### Work instruction
Set down every entry again, exactly as it appears.

[Dataset rows for apps and sites]
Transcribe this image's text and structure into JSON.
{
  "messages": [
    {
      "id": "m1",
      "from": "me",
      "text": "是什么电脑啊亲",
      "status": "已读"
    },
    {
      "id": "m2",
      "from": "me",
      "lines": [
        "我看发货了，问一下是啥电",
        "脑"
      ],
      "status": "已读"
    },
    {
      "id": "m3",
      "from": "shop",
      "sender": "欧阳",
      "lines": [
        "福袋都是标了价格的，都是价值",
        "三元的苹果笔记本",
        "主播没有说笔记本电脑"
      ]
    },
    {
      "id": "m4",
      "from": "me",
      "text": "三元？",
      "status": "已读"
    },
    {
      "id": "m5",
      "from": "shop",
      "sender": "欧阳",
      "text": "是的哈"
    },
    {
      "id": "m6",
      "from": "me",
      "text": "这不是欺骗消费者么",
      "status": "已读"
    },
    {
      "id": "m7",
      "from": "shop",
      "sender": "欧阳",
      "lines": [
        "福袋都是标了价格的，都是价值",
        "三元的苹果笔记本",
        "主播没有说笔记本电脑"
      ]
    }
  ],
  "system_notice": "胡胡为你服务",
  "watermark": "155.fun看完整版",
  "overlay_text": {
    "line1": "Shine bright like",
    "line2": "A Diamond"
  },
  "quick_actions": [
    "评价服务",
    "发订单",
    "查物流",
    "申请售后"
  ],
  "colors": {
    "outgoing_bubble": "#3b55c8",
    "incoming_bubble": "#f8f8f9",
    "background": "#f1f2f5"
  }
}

### Result
Transcribe this image's text and structure into JSON.
{
  "messages": [
    {
      "id": "m1",
      "from": "me",
      "text": "是什么电脑啊亲",
      "status": "已读"
    },
    {
      "id": "m2",
      "from": "me",
      "lines": [
        "我看发货了，问一下是啥电",
        "脑"
      ],
      "status": "已读"
    },
    {
      "id": "m3",
      "from": "shop",
      "sender": "欧阳",
      "lines": [
        "福袋都是标了价格的，都是价值",
        "三元的苹果笔记本",
        "主播没有说笔记本电脑"
      ]
    },
    {
      "id": "m4",
      "from": "me",
      "text": "三元？",
      "status": "已读"
    },
    {
      "id": "m5",
      "from": "shop",
      "sender": "欧阳",
      "text": "是的哈"
    },
    {
      "id": "m6",
      "from": "me",
      "text": "这不是欺骗消费者么",
      "status": "已读"
    },
    {
      "id": "m7",
      "from": "shop",
      "sender": "欧阳",
      "lines": [
        "福袋都是标了价格的，都是价值",
        "三元的苹果笔记本",
        "主播没有说笔记本电脑"
      ]
    }
  ],
  "system_notice": "胡胡为你服务",
  "watermark": "155.fun看完整版",
  "overlay_text": {
    "line1": "Shine bright like",
    "line2": "A Diamond"
  },
  "quick_actions": [
    "评价服务",
    "发订单",
    "查物流",
    "申请售后"
  ],
  "colors": {
    "outgoing_bubble": "#3b55c8",
    "incoming_bubble": "#f8f8f9",
    "background": "#f1f2f5"
  }
}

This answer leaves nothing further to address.